By Rebecca Alwine, PCSgrades Blogger Affiliate
Moving overseas is exciting. Doing it on the government’s dime is even better. The trips you can take, the adventures that await, and the close community are some of the top reasons military families love overseas assignments. But every overseas tour comes to an end. Usually, that end date is known before you even arrive. Status of Forces Agreements dictate how long your family will stay. And from the moment the plane lands, you have a long list of sights to see and a predetermined amount of time to do it. You hit the ground running!
Moving back stateside after two to four years overseas can also be exciting, as well as exhausting and stressful. As military families move and live in new places, they quickly realize no matter how much they want to go back to the way things were, it is never the same. It’s very much not the same United States that you left behind to live in Korea, Turkey, or Germany. The people aren’t the same, the culture isn’t the same, and most importantly, you are not the same.
5 Things to Know When Moving Back from Overseas
Remember the long wait for your car to arrive at your next duty station? When you get to the States where the walking culture is almost non-existent, waiting for your car seems even longer. You’ll almost certainly need to rent a car for probably a month, and that gets really pricey. And if you bought another car overseas, the cost to ship the second back usually falls directly on your family as well. Also, keep in mind that your car doesn’t arrive at your new doorstep. You’ll need to arrange for transportation to the port, possibly a night’s stay, and then transportation back home with the newly arrived car. All things to plan for.
Military kids are adaptable, we say it a million times a day, and it’s true, but they may still need time to adjust. “Department of Defense schools are very laid back,” says Christine Johnson, “There is not as much pressure on tests as in stateside schools.”

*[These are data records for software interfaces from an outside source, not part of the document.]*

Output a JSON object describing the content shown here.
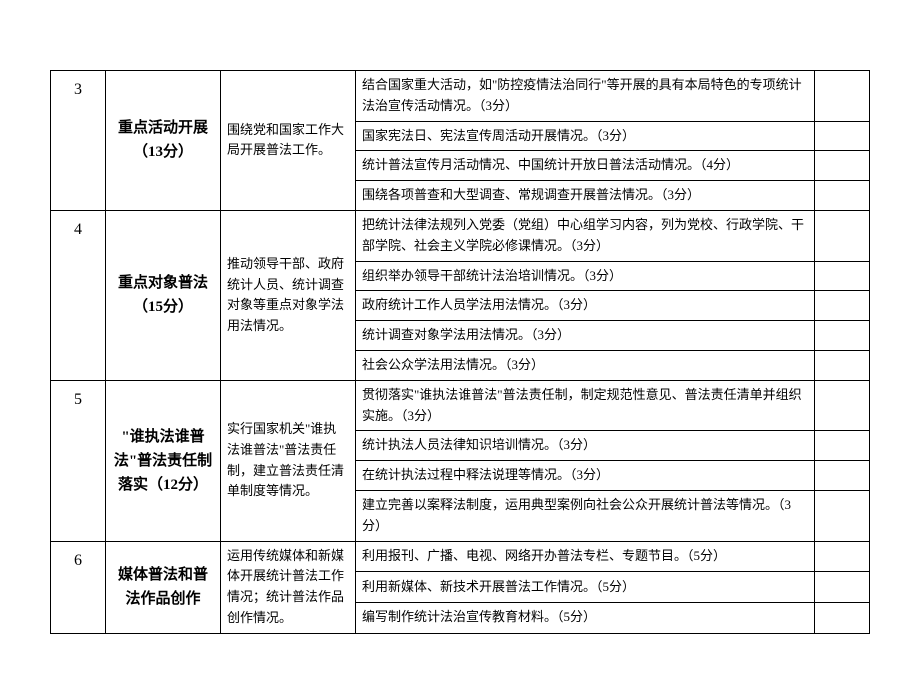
{
  "rows": [
    {
      "num": "3",
      "title": "重点活动开展（13分）",
      "desc": "围绕党和国家工作大局开展普法工作。",
      "details": [
        "结合国家重大活动，如\"防控疫情法治同行\"等开展的具有本局特色的专项统计法治宣传活动情况。（3分）",
        "国家宪法日、宪法宣传周活动开展情况。（3分）",
        "统计普法宣传月活动情况、中国统计开放日普法活动情况。（4分）",
        "围绕各项普查和大型调查、常规调查开展普法情况。（3分）"
      ]
    },
    {
      "num": "4",
      "title": "重点对象普法（15分）",
      "desc": "推动领导干部、政府统计人员、统计调查对象等重点对象学法用法情况。",
      "details": [
        "把统计法律法规列入党委（党组）中心组学习内容，列为党校、行政学院、干部学院、社会主义学院必修课情况。（3分）",
        "组织举办领导干部统计法治培训情况。（3分）",
        "政府统计工作人员学法用法情况。（3分）",
        "统计调查对象学法用法情况。（3分）",
        "社会公众学法用法情况。（3分）"
      ]
    },
    {
      "num": "5",
      "title": "\"谁执法谁普法\"普法责任制落实（12分）",
      "desc": "实行国家机关\"谁执法谁普法\"普法责任制，建立普法责任清单制度等情况。",
      "details": [
        "贯彻落实\"谁执法谁普法\"普法责任制，制定规范性意见、普法责任清单并组织实施。（3分）",
        "统计执法人员法律知识培训情况。（3分）",
        "在统计执法过程中释法说理等情况。（3分）",
        "建立完善以案释法制度，运用典型案例向社会公众开展统计普法等情况。（3分）"
      ]
    },
    {
      "num": "6",
      "title": "媒体普法和普法作品创作",
      "desc": "运用传统媒体和新媒体开展统计普法工作情况；统计普法作品创作情况。",
      "details": [
        "利用报刊、广播、电视、网络开办普法专栏、专题节目。（5分）",
        "利用新媒体、新技术开展普法工作情况。（5分）",
        "编写制作统计法治宣传教育材料。（5分）"
      ]
    }
  ]
}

While kids stationed overseas have the opportunity to travel once a month, they find the kids back in the States often lacking in culture. “After living overseas for 11 years, my kids struggle to relate with other kids,” says Christine. For high school students, adjusting to a new school, teachers, and guidance counselors is challenging when also applying for colleges. It’s like starting over again, with a very tight timeline.
Culture shock is expected when moving to a new country. “When you live in another country you are in constant learning mode,” says Christine. When you’re moving back stateside, you’ll probably find yourself missing some of the things you learned to love about your old home. Lori Rice-Fenn admits it is harder to meet people at a stateside installation, “People are so busy, going 100 different directions, and they don’t have time. And if they do have time, they go visit their families. Overseas families are far away, and friends do more traveling and socializing on a regular basis.”
When arriving overseas, there is government issued loaner furniture to help in your transition. Lucky families get their household goods within the window of 60 days. The biggest thing to remember is that upon your return to the United States, there is no such arrangement. Christine remembers her local Army Community Services lending closet only having kitchen stuff, “So air mattresses, bedding, and towels are necessary as you live in an empty house until your stuff arrives back to the States. Shipping those in your unaccompanied baggage early would be a good idea.” Lori adds, “Shipping early and then planning to stay in a furnished apartment or long-term hotel would eliminate the need to buy new things when moving to a new place.” I’ve also loaned folding chairs and air mattresses to friends on either side of the move to help get through those last few days.
Morale is important, and not just the general “ugh” about moving either. But overseas, training holidays occur once a month, despite a lack of federal holidays in March or August. It was a huge adjustment to come back to the world of no long weekends between President’s Day and Memorial Day. It’s also harder to explore your stateside duty station on those longer weekends. Almost as though there is a mental block. We’ve been in Arizona for 3.5 years now, and I still haven’t gone to the Grand Canyon or Tombstone!
Things are going to be different when you move “home” to America. We were in Europe when the smart phone phase erupted here. We went from super cheap German phones to fancy pocket-sized computers and a country that spent too much time on them. While we were used to stores closing early on Sundays and relaxing meals eaten out. Everything seemed so rushed back here in the States. There is a physical adjustment as well as a cultural adjustment. But no way would we turn down another opportunity to live overseas, despite the transition.
How PCSgrades Can Help
As with any upcoming move, military families turn to their friends and acquaintances who have done it before. The more people you know, the better chance they know someone at your new duty station that can give you information. PCSgrades.com is a fantastic resource that takes the constant searching out of the equation. The website provides trusted reviews by and for military families just like yours, which always reassures.
Similar to Angie’s List, this free platform takes the word of the most trusted source when it comes to military moves: Military Families. The focus is on all the things people want to know when they are moving to a new place: the right off-base neighborhood to live in, details regarding on-base housing, local lenders, and Realtors, as well as information on the local schools.
When moving to a new location, families can learn through the experiences of others. It’s a wonderful way to start connecting with other military families by reading their opinions and by leaving your own. I love when military spouses come together and make this life easier for each other. PCSgrades is a prime example of the wonderful things that can be done when we all work together.